Stephen Gill and Duncan Wu, in their introduction to William Wordsworth's Selected Poetry published by Oxford World's Classics, say that in Wordsworth's philosophical verse ...the universe is not mechanical and dead, but alive and vitally connected with the human mind; awakened consciousness leads to an awakened moral sense and must lead to communion with the divine. In the profoundest sense, love of nature leads to love of Man and awareness of God.

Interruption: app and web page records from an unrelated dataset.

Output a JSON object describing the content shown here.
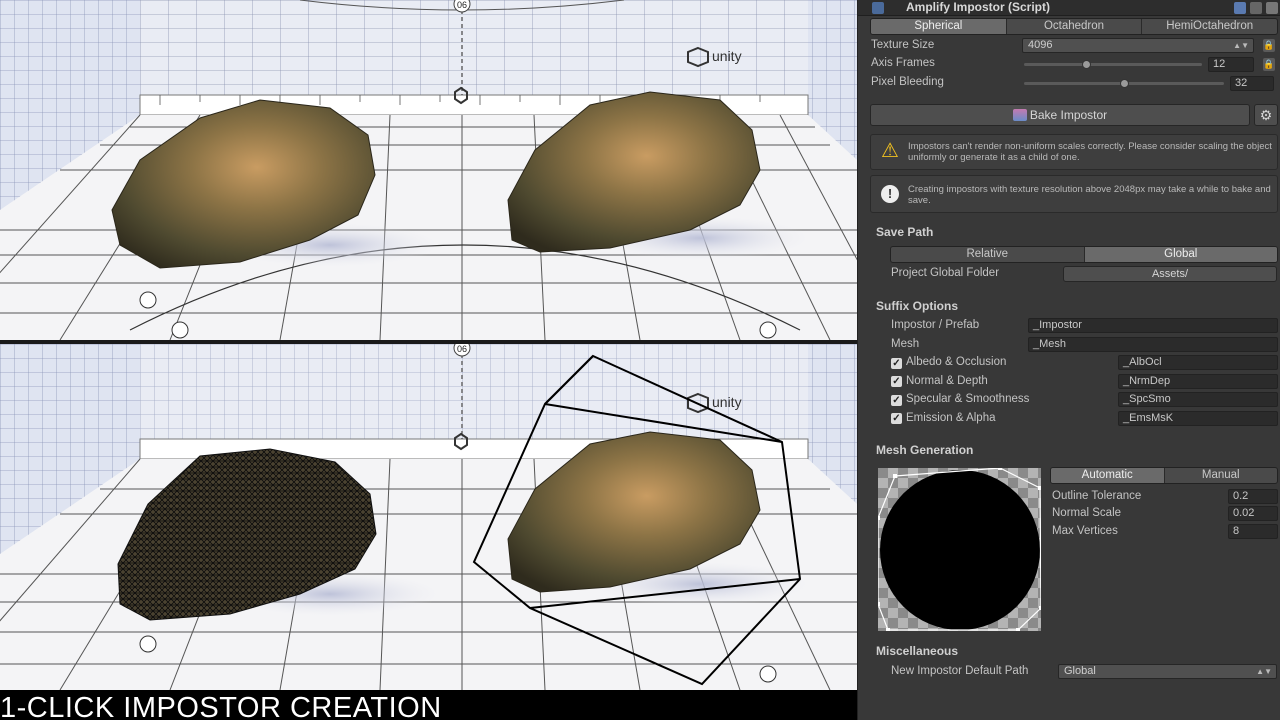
{
  "caption": "1-CLICK IMPOSTOR CREATION",
  "inspector": {
    "title": "Amplify Impostor (Script)",
    "projection_tabs": [
      "Spherical",
      "Octahedron",
      "HemiOctahedron"
    ],
    "active_projection": "Spherical",
    "texture_size": {
      "label": "Texture Size",
      "value": "4096"
    },
    "axis_frames": {
      "label": "Axis Frames",
      "value": "12",
      "fraction": 0.35
    },
    "pixel_bleeding": {
      "label": "Pixel Bleeding",
      "value": "32",
      "fraction": 0.5
    },
    "bake_button": "Bake Impostor",
    "warning": "Impostors can't render non-uniform scales correctly. Please consider scaling the object uniformly or generate it as a child of one.",
    "info": "Creating impostors with texture resolution above 2048px may take a while to bake and save.",
    "save_path": {
      "heading": "Save Path",
      "tabs": [
        "Relative",
        "Global"
      ],
      "active": "Global",
      "folder_label": "Project Global Folder",
      "folder_value": "Assets/"
    },
    "suffix_options": {
      "heading": "Suffix Options",
      "impostor_prefab_label": "Impostor / Prefab",
      "impostor_prefab_value": "_Impostor",
      "mesh_label": "Mesh",
      "mesh_value": "_Mesh",
      "maps": [
        {
          "label": "Albedo & Occlusion",
          "value": "_AlbOcl"
        },
        {
          "label": "Normal & Depth",
          "value": "_NrmDep"
        },
        {
          "label": "Specular & Smoothness",
          "value": "_SpcSmo"
        },
        {
          "label": "Emission & Alpha",
          "value": "_EmsMsK"
        }
      ]
    },
    "mesh_generation": {
      "heading": "Mesh Generation",
      "tabs": [
        "Automatic",
        "Manual"
      ],
      "active": "Automatic",
      "outline_tolerance": {
        "label": "Outline Tolerance",
        "value": "0.2"
      },
      "normal_scale": {
        "label": "Normal Scale",
        "value": "0.02"
      },
      "max_vertices": {
        "label": "Max Vertices",
        "value": "8"
      }
    },
    "miscellaneous": {
      "heading": "Miscellaneous",
      "default_path_label": "New Impostor Default Path",
      "default_path_value": "Global"
    }
  },
  "scene": {
    "logo_text": "unity",
    "ruler_top_number": "06"
  },
  "colors": {
    "panel": "#383838",
    "rock": "#6b5a3c",
    "rock_highlight": "#c79a5e",
    "floor": "#f2f2f2",
    "wall_grid": "#9aa8c8"
  }
}
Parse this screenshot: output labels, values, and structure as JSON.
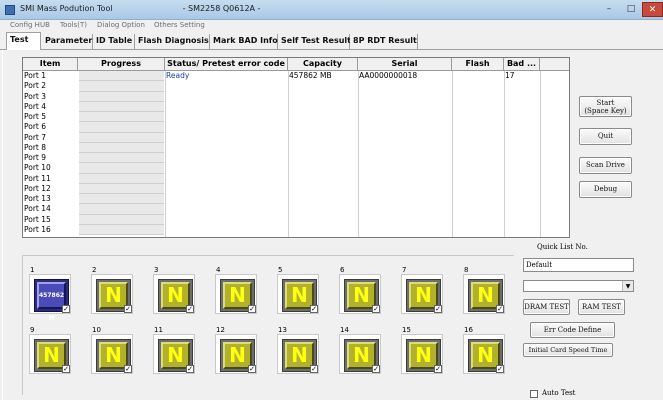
{
  "window": {
    "app_title": "SMI Mass Podution Tool",
    "sub_title": "- SM2258 Q0612A -",
    "minimize_icon": "–",
    "maximize_icon": "□",
    "close_icon": "✕"
  },
  "menu": [
    "Config HUB",
    "Tools(T)",
    "Dialog Option",
    "Others Setting"
  ],
  "tabs": [
    "Test",
    "Parameter",
    "ID Table",
    "Flash Diagnosis",
    "Mark BAD Info",
    "Self Test Result",
    "8P RDT Result"
  ],
  "grid": {
    "headers": [
      "Item",
      "Progress",
      "Status/ Pretest error code",
      "Capacity",
      "Serial",
      "Flash",
      "Bad ..."
    ],
    "rows": [
      {
        "item": "Port 1",
        "status": "Ready",
        "capacity": "457862 MB",
        "serial": "AA0000000018",
        "flash": "",
        "bad": "17"
      },
      {
        "item": "Port 2",
        "status": "",
        "capacity": "",
        "serial": "",
        "flash": "",
        "bad": ""
      },
      {
        "item": "Port 3",
        "status": "",
        "capacity": "",
        "serial": "",
        "flash": "",
        "bad": ""
      },
      {
        "item": "Port 4",
        "status": "",
        "capacity": "",
        "serial": "",
        "flash": "",
        "bad": ""
      },
      {
        "item": "Port 5",
        "status": "",
        "capacity": "",
        "serial": "",
        "flash": "",
        "bad": ""
      },
      {
        "item": "Port 6",
        "status": "",
        "capacity": "",
        "serial": "",
        "flash": "",
        "bad": ""
      },
      {
        "item": "Port 7",
        "status": "",
        "capacity": "",
        "serial": "",
        "flash": "",
        "bad": ""
      },
      {
        "item": "Port 8",
        "status": "",
        "capacity": "",
        "serial": "",
        "flash": "",
        "bad": ""
      },
      {
        "item": "Port 9",
        "status": "",
        "capacity": "",
        "serial": "",
        "flash": "",
        "bad": ""
      },
      {
        "item": "Port 10",
        "status": "",
        "capacity": "",
        "serial": "",
        "flash": "",
        "bad": ""
      },
      {
        "item": "Port 11",
        "status": "",
        "capacity": "",
        "serial": "",
        "flash": "",
        "bad": ""
      },
      {
        "item": "Port 12",
        "status": "",
        "capacity": "",
        "serial": "",
        "flash": "",
        "bad": ""
      },
      {
        "item": "Port 13",
        "status": "",
        "capacity": "",
        "serial": "",
        "flash": "",
        "bad": ""
      },
      {
        "item": "Port 14",
        "status": "",
        "capacity": "",
        "serial": "",
        "flash": "",
        "bad": ""
      },
      {
        "item": "Port 15",
        "status": "",
        "capacity": "",
        "serial": "",
        "flash": "",
        "bad": ""
      },
      {
        "item": "Port 16",
        "status": "",
        "capacity": "",
        "serial": "",
        "flash": "",
        "bad": ""
      }
    ]
  },
  "buttons": {
    "start_line1": "Start",
    "start_line2": "(Space Key)",
    "quit": "Quit",
    "scan_drive": "Scan Drive",
    "debug": "Debug",
    "dram_test": "DRAM TEST",
    "ram_test": "RAM TEST",
    "err_code_define": "Err Code Define",
    "initial_card_speed_time": "Initial Card Speed Time"
  },
  "quick_list": {
    "label": "Quick List No.",
    "value": "Default",
    "select_value": "",
    "dropdown_icon": "▼"
  },
  "auto_test": {
    "label": "Auto Test",
    "checked": false
  },
  "slots": {
    "letter": "N",
    "check_mark": "✓",
    "active_text": "457862 M",
    "numbers": [
      "1",
      "2",
      "3",
      "4",
      "5",
      "6",
      "7",
      "8",
      "9",
      "10",
      "11",
      "12",
      "13",
      "14",
      "15",
      "16"
    ]
  },
  "colors": {
    "slot_yellow": "#b2b12d",
    "slot_letter": "#ffff12",
    "slot_active": "#4a4ab8",
    "ready_text": "#1a3fa0",
    "close_button": "#c74a3c"
  }
}
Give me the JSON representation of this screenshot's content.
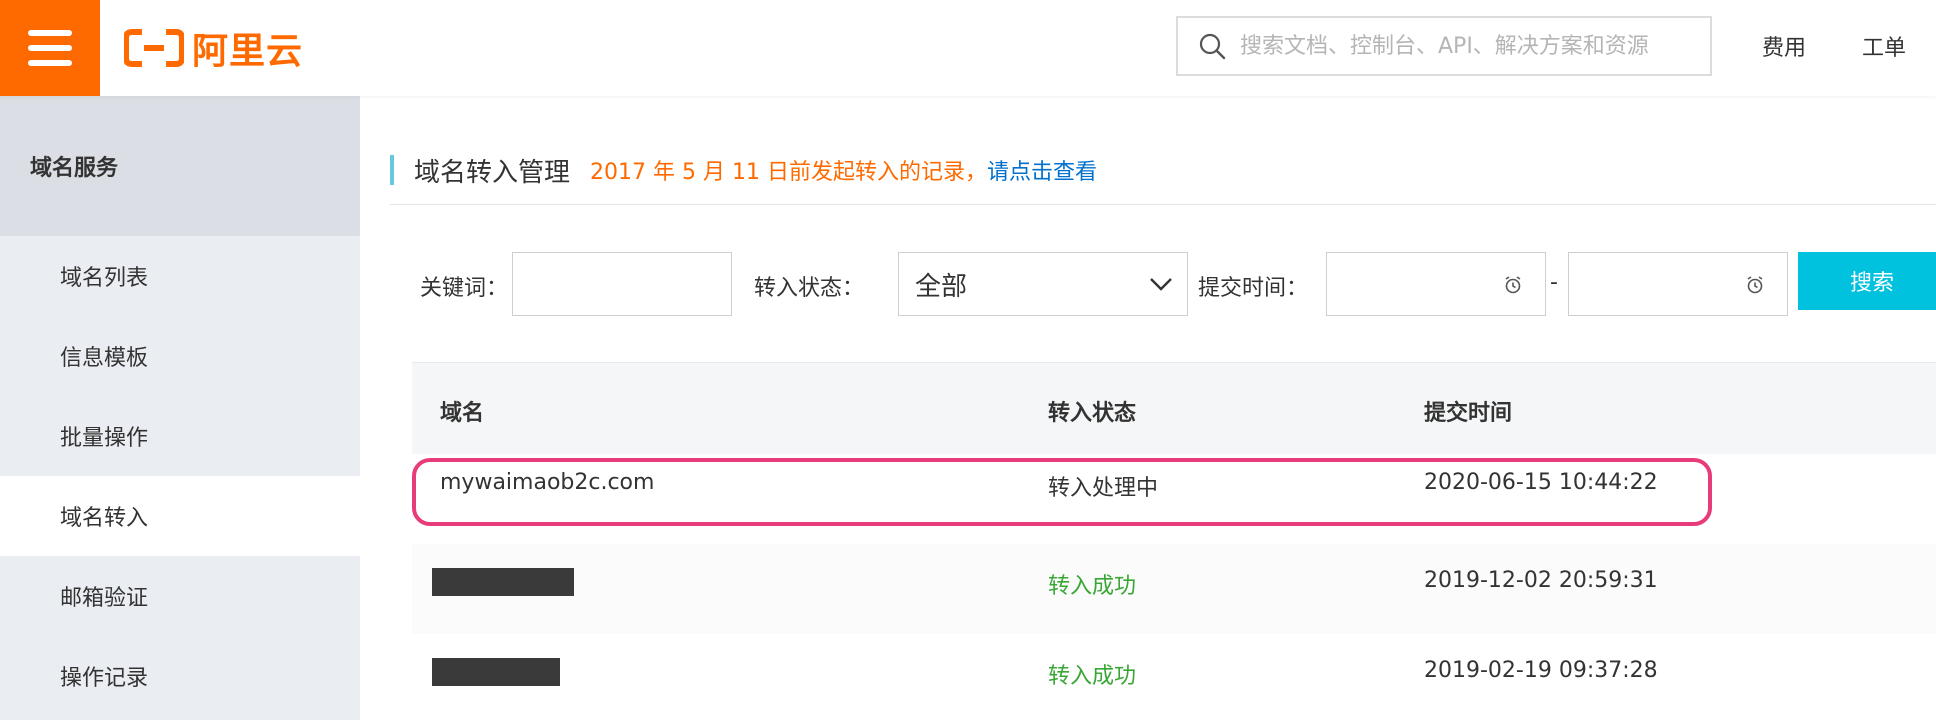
{
  "header": {
    "logo_text": "阿里云",
    "search_placeholder": "搜索文档、控制台、API、解决方案和资源",
    "links": [
      "费用",
      "工单"
    ],
    "brand_color": "#ff6a00"
  },
  "sidebar": {
    "section_title": "域名服务",
    "items": [
      {
        "label": "域名列表",
        "active": false
      },
      {
        "label": "信息模板",
        "active": false
      },
      {
        "label": "批量操作",
        "active": false
      },
      {
        "label": "域名转入",
        "active": true
      },
      {
        "label": "邮箱验证",
        "active": false
      },
      {
        "label": "操作记录",
        "active": false
      }
    ]
  },
  "main": {
    "page_title": "域名转入管理",
    "notice": "2017 年 5 月 11 日前发起转入的记录，",
    "notice_link": "请点击查看",
    "filters": {
      "keyword_label": "关键词：",
      "keyword_value": "",
      "status_label": "转入状态：",
      "status_value": "全部",
      "time_label": "提交时间：",
      "time_separator": "-",
      "search_button": "搜索"
    },
    "table": {
      "columns": [
        "域名",
        "转入状态",
        "提交时间"
      ],
      "rows": [
        {
          "domain": "mywaimaob2c.com",
          "status": "转入处理中",
          "submitted": "2020-06-15 10:44:22",
          "highlighted": true
        },
        {
          "domain": "",
          "status": "转入成功",
          "submitted": "2019-12-02 20:59:31",
          "highlighted": false
        },
        {
          "domain": "",
          "status": "转入成功",
          "submitted": "2019-02-19 09:37:28",
          "highlighted": false
        }
      ]
    }
  }
}
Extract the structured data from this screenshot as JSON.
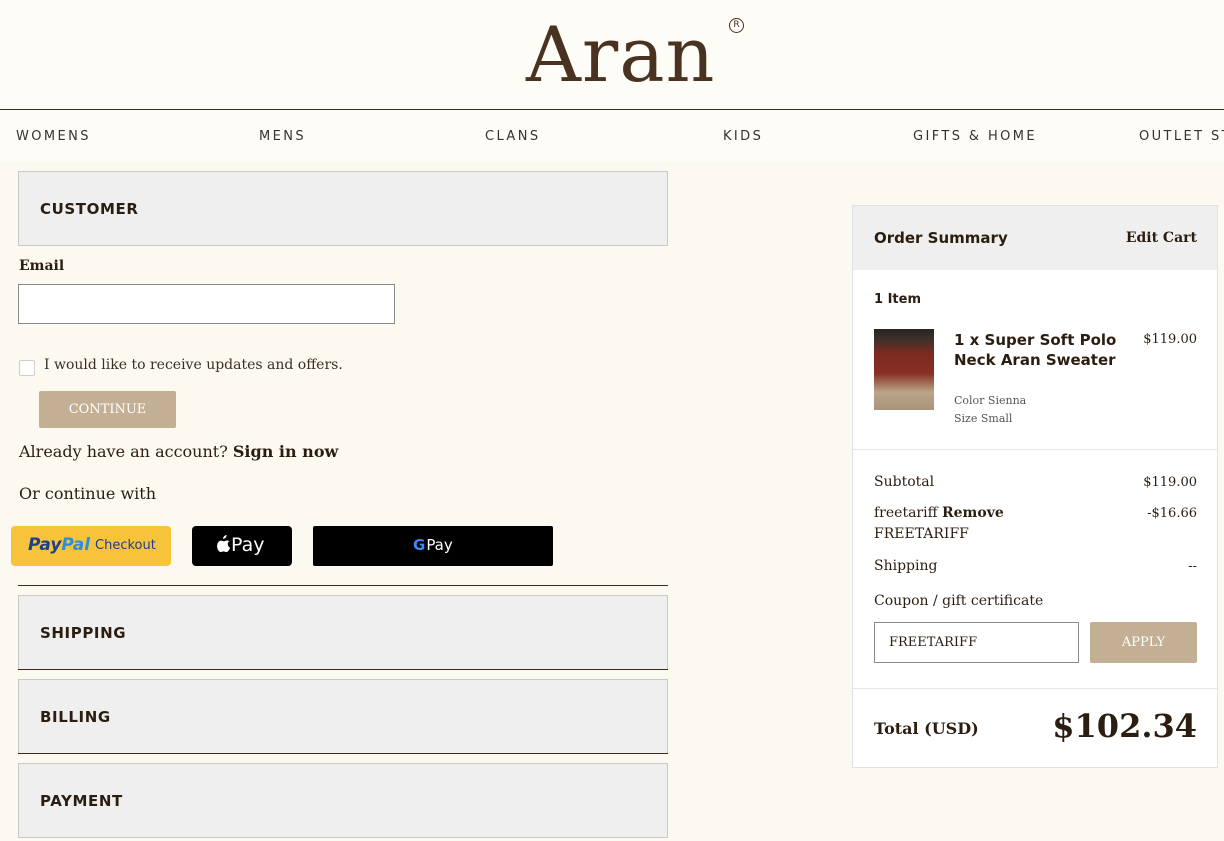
{
  "brand": {
    "logo_text": "Aran",
    "reg_mark": "R"
  },
  "nav": {
    "items": [
      "WOMENS",
      "MENS",
      "CLANS",
      "KIDS",
      "GIFTS & HOME",
      "OUTLET ST"
    ]
  },
  "checkout": {
    "customer_title": "CUSTOMER",
    "email_label": "Email",
    "email_value": "",
    "updates_label": "I would like to receive updates and offers.",
    "continue_label": "CONTINUE",
    "account_prefix": "Already have an account?",
    "signin_label": "Sign in now",
    "continue_with": "Or continue with",
    "paypal": {
      "logo_a": "Pay",
      "logo_b": "Pal",
      "text": "Checkout"
    },
    "applepay": {
      "text": "Pay"
    },
    "gpay": {
      "g": "G",
      "text": "Pay"
    },
    "shipping_title": "SHIPPING",
    "billing_title": "BILLING",
    "payment_title": "PAYMENT"
  },
  "summary": {
    "title": "Order Summary",
    "edit_cart": "Edit Cart",
    "items_count": "1 Item",
    "product": {
      "name": "1 x Super Soft Polo Neck Aran Sweater",
      "price": "$119.00",
      "color": "Color Sienna",
      "size": "Size Small"
    },
    "subtotal_label": "Subtotal",
    "subtotal_value": "$119.00",
    "discount_code": "freetariff",
    "remove_label": "Remove",
    "discount_value": "-$16.66",
    "discount_code_upper": "FREETARIFF",
    "shipping_label": "Shipping",
    "shipping_value": "--",
    "coupon_label": "Coupon / gift certificate",
    "coupon_value": "FREETARIFF",
    "apply_label": "APPLY",
    "total_label": "Total (USD)",
    "total_value": "$102.34"
  }
}
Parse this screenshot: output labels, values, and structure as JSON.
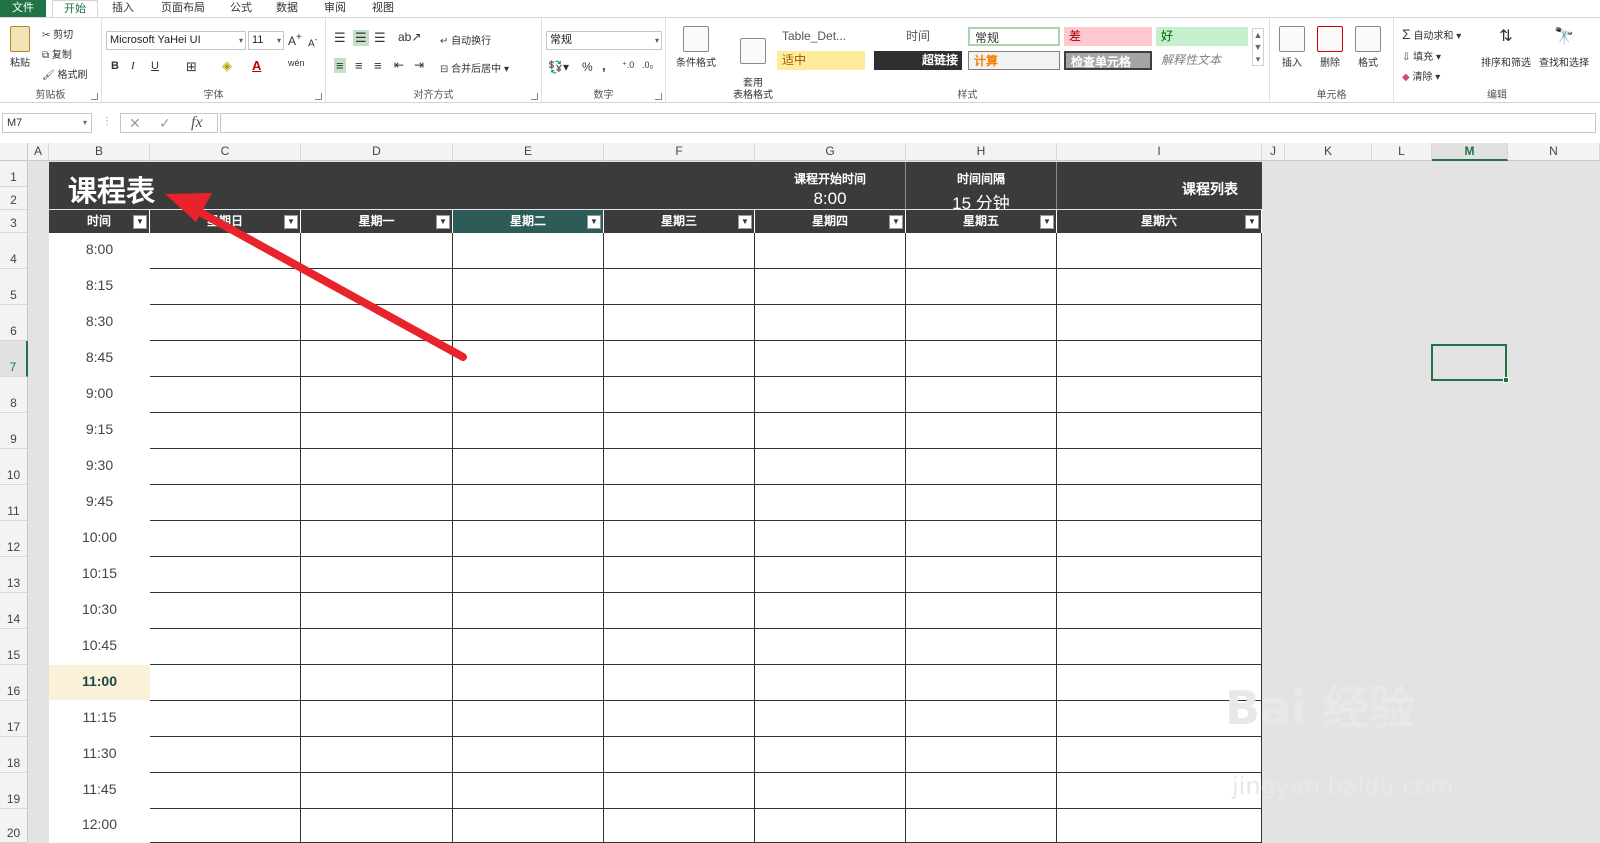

This comes from the famous Ode: Not in entire forgetfulness,/And not in utter nakedness,/But trailing clouds of glory do we come/From God, who is our home:/Heaven lies about us in our infancy!
And, in conclusion, this is taken from the last section of Lines Written A Few Miles Above Tintern Abbey - addressed to Dorothy, Wordsworth's beloved sister and walking companion:
Therefore let the moon/Shine on thee in thy solitary walk;/And let the misty mountain winds be free/To blow against thee; and in after years,/When these wild ecstasies shall be matured/Into a sober pleasure, when thy mind/Shall be a mansion for all lovely forms,/Thy memory be as a dwelling-place/For all sweet sounds and harmonies; Oh! then,/If solitude, or fear, or pain, or grief,/Should be thy portion, with what healing thoughts/Of tender joy wilt thou remember me,/And these my exhortations!